Skip to content
Soft vintage canvas layout. By Louise Crosbie

Soft vintage canvas layout. By Louise Crosbie

Hello again.
Today I am sharing a layout on a 12x12 canvas. 
This one came about because I watched a live demo, by Sharon Ziv, on the Prima Marketing Facebook page. The example Sharon made was simply stunning and I really wanted to try and make my own take on it. So because of this, I feel it is worth saying, the layout design is all hers. I just tweaked it to my vintage sepia tastes and used it to experiment with the water colour effect she did on the canvas.
Anyway, here is a link to the Facebook video so you can see the actual original.
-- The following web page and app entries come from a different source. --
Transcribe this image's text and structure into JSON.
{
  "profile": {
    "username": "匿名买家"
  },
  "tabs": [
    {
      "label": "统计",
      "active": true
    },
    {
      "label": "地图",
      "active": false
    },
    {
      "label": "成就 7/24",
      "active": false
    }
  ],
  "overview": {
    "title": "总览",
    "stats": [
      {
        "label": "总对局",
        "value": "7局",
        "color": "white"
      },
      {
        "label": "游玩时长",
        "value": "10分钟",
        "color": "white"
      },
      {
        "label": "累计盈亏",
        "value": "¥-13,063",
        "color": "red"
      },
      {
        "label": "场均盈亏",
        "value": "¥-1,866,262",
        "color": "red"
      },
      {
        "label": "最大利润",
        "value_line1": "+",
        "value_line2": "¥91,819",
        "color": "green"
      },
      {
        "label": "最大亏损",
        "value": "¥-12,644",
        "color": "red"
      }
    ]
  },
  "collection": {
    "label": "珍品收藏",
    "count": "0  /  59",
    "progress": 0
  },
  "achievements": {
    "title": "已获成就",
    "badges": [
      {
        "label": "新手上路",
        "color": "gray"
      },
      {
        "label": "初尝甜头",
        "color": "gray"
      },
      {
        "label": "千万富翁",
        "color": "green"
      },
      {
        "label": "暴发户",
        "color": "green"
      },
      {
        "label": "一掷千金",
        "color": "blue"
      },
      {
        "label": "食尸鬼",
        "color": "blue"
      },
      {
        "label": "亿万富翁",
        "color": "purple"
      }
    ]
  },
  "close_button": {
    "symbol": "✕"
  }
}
Well worth watching if you are able to access it.
I used one of the  “Vintage Remnants” papers by 49 and Market. They suit me and my vintage style and I think their subtle designs also suited this layout style. The two papers I used were number 7 (for the underneath layering detail) and number 9 for the main paper. The nice vintage detail with the damask type wallpaper and the vintage script gave enough interesting detail without drawing too much attention away from the focal point.
I used the Finnabair frame mould as Sharon did. I’ve used Prussian blue and burnt sienna acrylic paints and white gesso. Really, I think the only other things are flowers and a lot of hidden card to support bits to help with layers and depth. 
There is quite a variety of flowers on there. I just rummaged through my box of flowers and picked out everything that had that kind of petrol blue/Prussian blue tone to it or any blue that would compliment it. 
If you like this layout and want to see how it was done, please visit the Prima marketing page and watch Sharon do her thing. Hers has so much more detail. She even has a stuffed pocketwatch tucked into hers. 
Thanks for checking in. 
Louise x
Supply list:

49 and Market Papers: Vintage Remnants #9, vintage Remnants #7
Other supplies:

12x12 canvas (Mine was from a pack of three from dunelm)
Tacky glue or similar.
Photo or vintage photo
Resin or plaster or clay (to cast the frame from the mould)

Previous article Magic Forest Journal by LOUISE CROSBIE

Leave a comment

* Required fields